Investment funds should not substitute for foreign aid. If governments and institutions continue to support these funds, restrictions should apply.
End U.S. Government Involvement in Investment Funds
The U.S. government should end all its involvement in national and multinational investment funds. Appropriations should go to development programs providing nutrition, housing, health care, and education directly to needy individuals overseas rather than into the coffers of entrepreneurs. Doling out welfare to fund managers, investors, and investees (including large multinational corporations), makes a mockery of recent U.S. cuts in domestic payments to poor, powerless people.
The stock markets of the world list numerous private international funds that could provide capital to viable local ventures. The U.S. firm, Fidelity Investments, for example, offers investors an Emerging Markets Fund, a Southeast Asia Fund, and a Latin America Fund. Some governmental fund investees have even obtained money from equity markets. Such financial access raises the questions of why these companies needed subsidized capital from the United States, and why, for example, the portfolio of AID’s Hungarian fund included investments in two large, publicly traded companies.
Continued U.S. Government Involvement in Investment Funds Should Be Subject to Restrictions
If the U.S. government continues to sponsor investment funds, it should not provide loans or loan guarantees for the funds or insurance for the investments. Currently, as much as two-thirds of the capital of OPIC funds can come from loans guaranteed by the agency, while investments by the funds are also backed by OPIC insurance. Private lenders, including international consortia, already provide loans for viable projects all over the world, and a 1995 report prepared for the U.S. Congress identified a number of companies that offer insurance for foreign investments.
The U.S. government may be able to contribute expertise, developed for other uses, to privately financed and insured funds. Supplementing the IFC, the government could help assess the need for funds as well as their appropriate focus and size, determine the feasibility of obtaining investors, evaluate potential fund sponsors and managers, publish information about local regulations for establishing funds, and help advise and monitor the funds. Nonfinancial U.S. government involvement could assist private investment funds to augment, not replace, foreign aid, without putting taxpayer assets in jeopardy.
Despite its pitfalls, the trend is toward increased financial sponsorship of investment funds and private sector investments by governments and multinational institutions. The Inter-American Development Bank’s Multilateral Investment Fund, to which the U.S. and Japan are the major donors, has established the Small Enterprise Investment Fund, which provides loans or assumes equity or quasi-equity positions in private sector initiatives. The Asian Development Bank has participated in establishing the Asian Finance and Investment Corporation, and the African Development Bank may soon create its own African Finance Corporation. The private sector accounts for almost all loans and investments made by the European Bank for Reconstruction and Development. Thus, a withdrawal from investment funds by the U.S. government would run counter to the global trend.

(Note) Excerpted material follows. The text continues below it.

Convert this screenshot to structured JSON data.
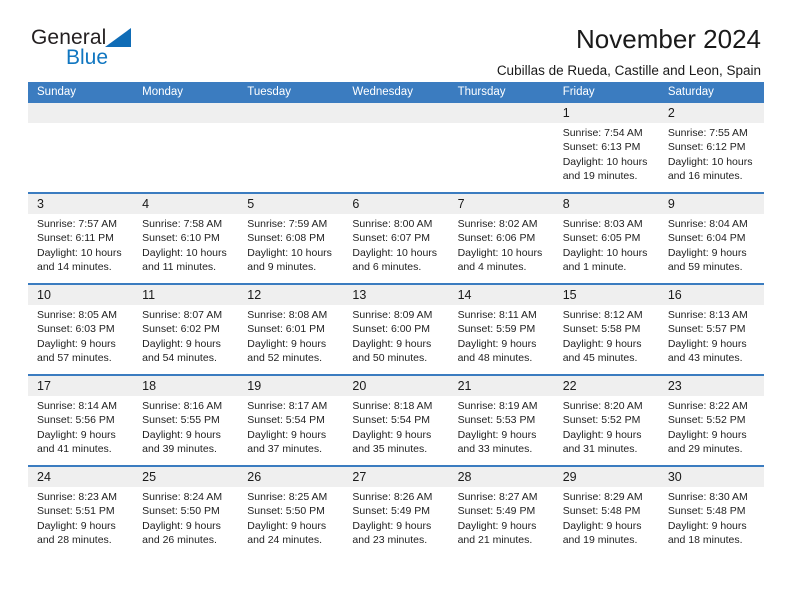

If the U.S. government and its citizens believe that investment funds are effective foreign aid tools whose benefits outweigh their costs, then all private and government players should be subject to codes of conduct that ensure that fund activities be free from political meddling and focus primarily on meeting foreign aid goals, rather than on private profit targets. Funds should be required to assist appropriate development plans of the investee country, providing infrastructure to meet local needs rather than simply facilitating international business and trade. Furthermore, investment funds should be publicly accountable. Because taxpayers provide the ultimate backing for these funds, the names of fund investors and investments by the funds should be readily available public information.